I think it is this process that Paul has in mind in Romans 12:1-2 and Eph. 5:10 where we grow in maturity by reading God’s Word and constantly and prayerfully applying it to our lives. The more we read the better we can apply God’s Word, and the more we apply the Word, the better we understand God’s Word, and this leads to deeper understanding of application/circumstances, etc. The hermeneutical circle I mentioned before.
Again, when we make unwise decisions, we have not missed out forever on God’s will for our lives. After we have made an unwise decision, we should turn to God’s wisdom again, confident that we will be led in the path of blessing.
These three categories: decree, precept, and wisdom, are perspectivally related. God decrees to act according to His precepts and wisdom. His precepts includes bowing before God’s sovereign decrees and seeking wisdom. And His wisdom is displayed both in His decrees and in His Word.
May I quickly apply this to singles seeking to be married. Some would tell this to singles: trust solely in the Lord, and when you give that desire over to God, then He will bring the perfect man of His choice (applying this now to women). Usually some person will testify that they, too, wanted to get married but once they ‘gave that urge up to God’, then God brought a husband to her. Just pray, surrender your urges and He will bring the man of His choice your way.
First, it was in the perfect garden when GOD uttered the first malediction—it was not good for man to be alone. Here is perfect Adam with deep longing for suitable companion and God did not tell him that when he ‘gets over it’, then I will provide for you. No, it is a God-given desire…not to be sublimated. It is one thing to surrender the desire to God and wait assertively (see below), but it is quite another to imply you need to basically deny the very urge God implanted within us—mirroring Trinity. Bring that urge to God and honestly acknowledge it before Him as psalmist expressed his honest emotions.
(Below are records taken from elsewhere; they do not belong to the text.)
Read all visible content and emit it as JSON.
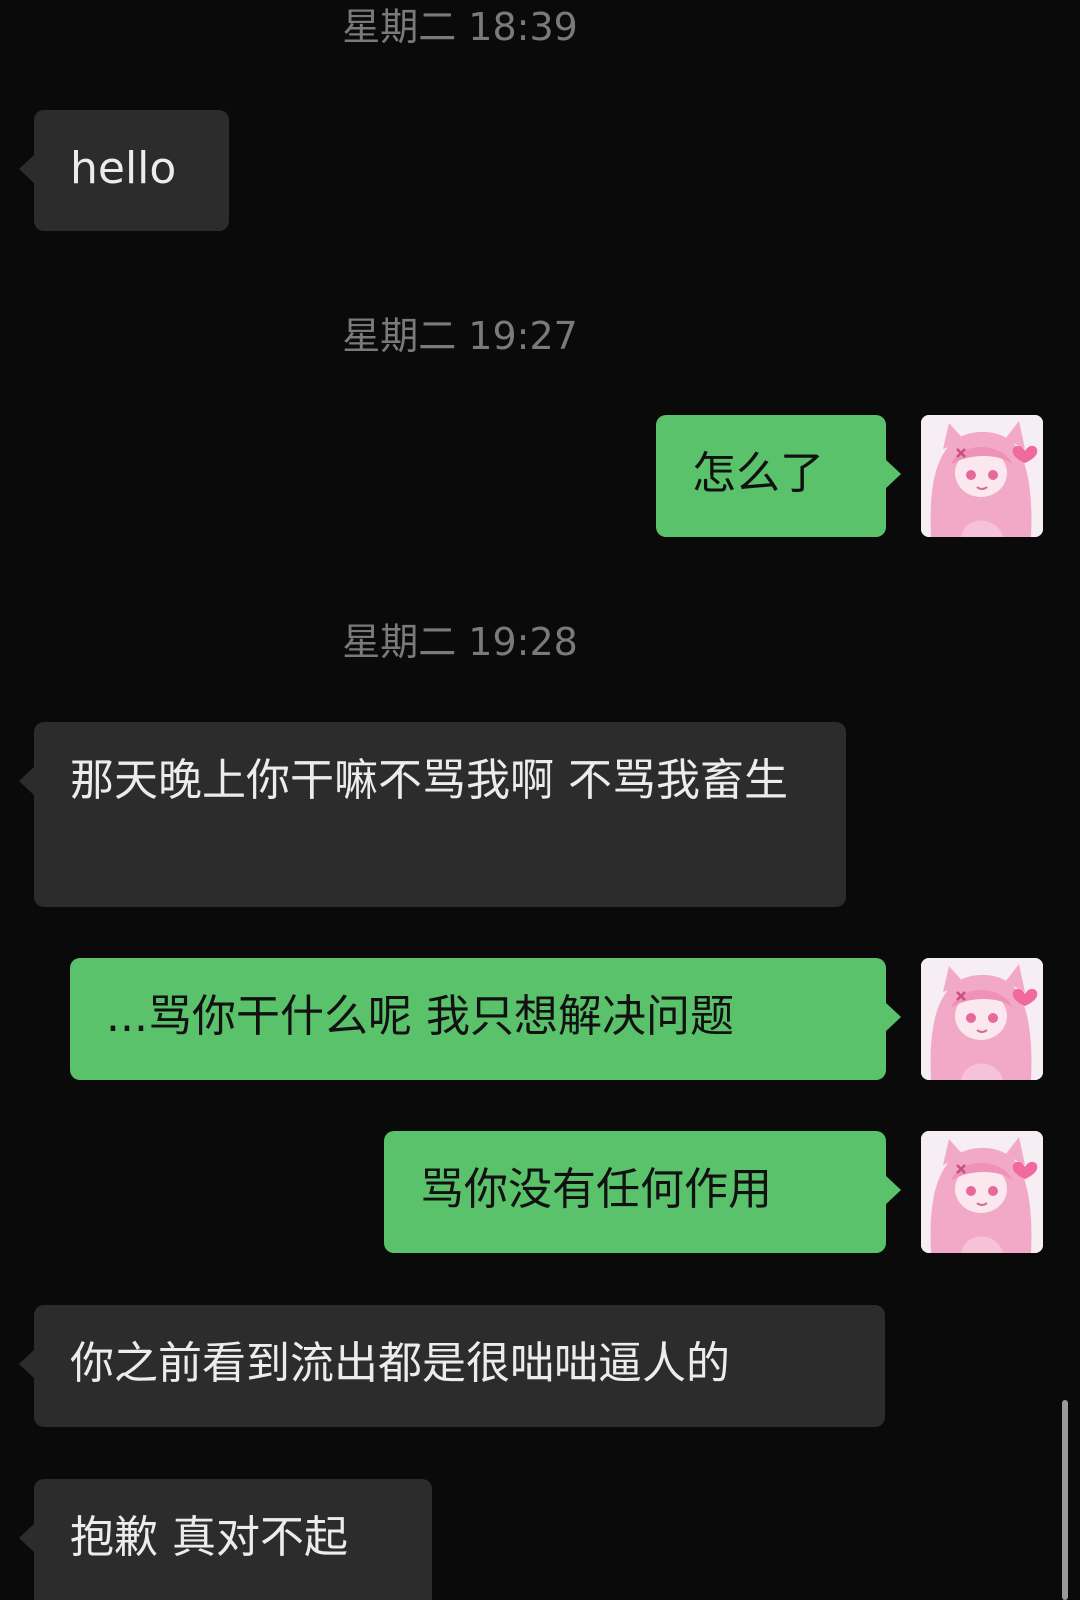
{
  "timestamps": {
    "t1": "星期二 18:39",
    "t2": "星期二 19:27",
    "t3": "星期二 19:28"
  },
  "messages": [
    {
      "side": "received",
      "text": "hello"
    },
    {
      "side": "sent",
      "text": "怎么了"
    },
    {
      "side": "received",
      "text": "那天晚上你干嘛不骂我啊 不骂我畜生"
    },
    {
      "side": "sent",
      "text": "...骂你干什么呢 我只想解决问题"
    },
    {
      "side": "sent",
      "text": "骂你没有任何作用"
    },
    {
      "side": "received",
      "text": "你之前看到流出都是很咄咄逼人的"
    },
    {
      "side": "received",
      "text": "抱歉 真对不起"
    }
  ],
  "avatar_icon": "anime-girl-pink-avatar",
  "colors": {
    "background": "#0a0a0a",
    "sent_bubble": "#5ac26b",
    "received_bubble": "#2c2c2c",
    "timestamp": "#7a7a7a"
  }
}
Second, this is changing, but many Christian women still think they have to be entirely passive in their search for a husband. Would you be passive in a search for a job? Then why be passive here? It is okay to visit churches to worship AND to seek suitable singles ministries/people. I led a singles bible study years ago, and I knew that a big motive was to meet others, and that was fine with me. We could learn God’s Word and folks meet too. Numerous marriages came out of the bible study! Dating sites are a possibility.
Third, perhaps most controversial, I do not know if God has the ‘man of His perfect choice’ for you. I am certain there are no perfect men or women! We live in fallen world, and if you ever say: perfect marriage or none, then you will always get none.But I am convinced that if you follow principles above, then there are possibly numerous different guys/gals you could marry happily, if you are both walking in the Spirit. And it would be within God’s will for you to marry either Jim or Bob (or Jill or Lisa), if they both know the Lord, and everything else being equal—using wisdom regarding compatibility. Perhaps I should have done separate blog on this subject but these are the basic principles of wisdom. I’ll stop there but I hope this helped in your understanding and discerning God’s will for you.
Mark Hunnemann is the author of Seeing Ghosts Through God's Eyes: A Worldview Analysis of Earthbound Spirits. It's also available in eBook format.